• **ENTRIES SHOWN**
=== Section Start ===
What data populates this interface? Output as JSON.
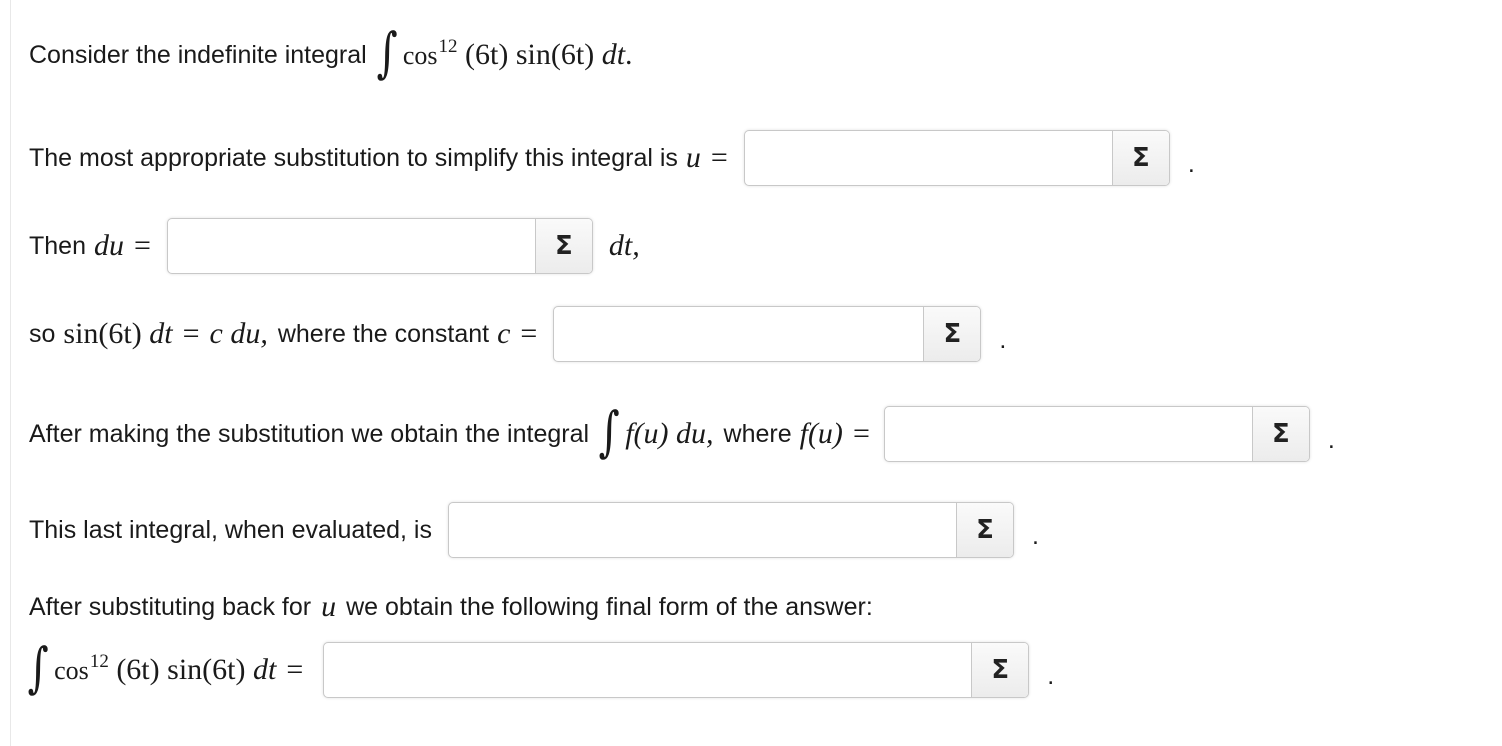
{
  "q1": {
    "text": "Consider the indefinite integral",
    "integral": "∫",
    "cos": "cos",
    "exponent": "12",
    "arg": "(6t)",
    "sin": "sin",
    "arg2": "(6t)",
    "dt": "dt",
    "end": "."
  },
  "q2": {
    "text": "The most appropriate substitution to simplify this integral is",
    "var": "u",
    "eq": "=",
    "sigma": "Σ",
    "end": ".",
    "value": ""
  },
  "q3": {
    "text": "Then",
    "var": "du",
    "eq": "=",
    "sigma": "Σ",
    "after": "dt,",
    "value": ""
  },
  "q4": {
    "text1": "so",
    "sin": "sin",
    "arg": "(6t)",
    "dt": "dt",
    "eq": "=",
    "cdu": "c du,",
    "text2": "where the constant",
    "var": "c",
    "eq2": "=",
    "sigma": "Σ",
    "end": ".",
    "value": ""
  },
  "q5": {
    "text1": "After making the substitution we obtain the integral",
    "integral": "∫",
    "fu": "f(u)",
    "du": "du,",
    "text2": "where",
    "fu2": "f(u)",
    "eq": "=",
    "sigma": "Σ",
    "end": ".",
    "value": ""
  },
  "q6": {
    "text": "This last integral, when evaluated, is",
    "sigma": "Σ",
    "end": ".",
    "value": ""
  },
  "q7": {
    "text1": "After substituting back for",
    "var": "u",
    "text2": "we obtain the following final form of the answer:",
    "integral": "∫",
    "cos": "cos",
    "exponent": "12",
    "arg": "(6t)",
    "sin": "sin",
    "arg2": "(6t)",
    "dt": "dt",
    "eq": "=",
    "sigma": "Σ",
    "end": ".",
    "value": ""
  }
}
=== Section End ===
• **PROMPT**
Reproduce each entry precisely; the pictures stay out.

• **YOUR SOLUTION**
What data populates this interface? Output as JSON.
{
  "q1": {
    "text": "Consider the indefinite integral",
    "integral": "∫",
    "cos": "cos",
    "exponent": "12",
    "arg": "(6t)",
    "sin": "sin",
    "arg2": "(6t)",
    "dt": "dt",
    "end": "."
  },
  "q2": {
    "text": "The most appropriate substitution to simplify this integral is",
    "var": "u",
    "eq": "=",
    "sigma": "Σ",
    "end": ".",
    "value": ""
  },
  "q3": {
    "text": "Then",
    "var": "du",
    "eq": "=",
    "sigma": "Σ",
    "after": "dt,",
    "value": ""
  },
  "q4": {
    "text1": "so",
    "sin": "sin",
    "arg": "(6t)",
    "dt": "dt",
    "eq": "=",
    "cdu": "c du,",
    "text2": "where the constant",
    "var": "c",
    "eq2": "=",
    "sigma": "Σ",
    "end": ".",
    "value": ""
  },
  "q5": {
    "text1": "After making the substitution we obtain the integral",
    "integral": "∫",
    "fu": "f(u)",
    "du": "du,",
    "text2": "where",
    "fu2": "f(u)",
    "eq": "=",
    "sigma": "Σ",
    "end": ".",
    "value": ""
  },
  "q6": {
    "text": "This last integral, when evaluated, is",
    "sigma": "Σ",
    "end": ".",
    "value": ""
  },
  "q7": {
    "text1": "After substituting back for",
    "var": "u",
    "text2": "we obtain the following final form of the answer:",
    "integral": "∫",
    "cos": "cos",
    "exponent": "12",
    "arg": "(6t)",
    "sin": "sin",
    "arg2": "(6t)",
    "dt": "dt",
    "eq": "=",
    "sigma": "Σ",
    "end": ".",
    "value": ""
  }
}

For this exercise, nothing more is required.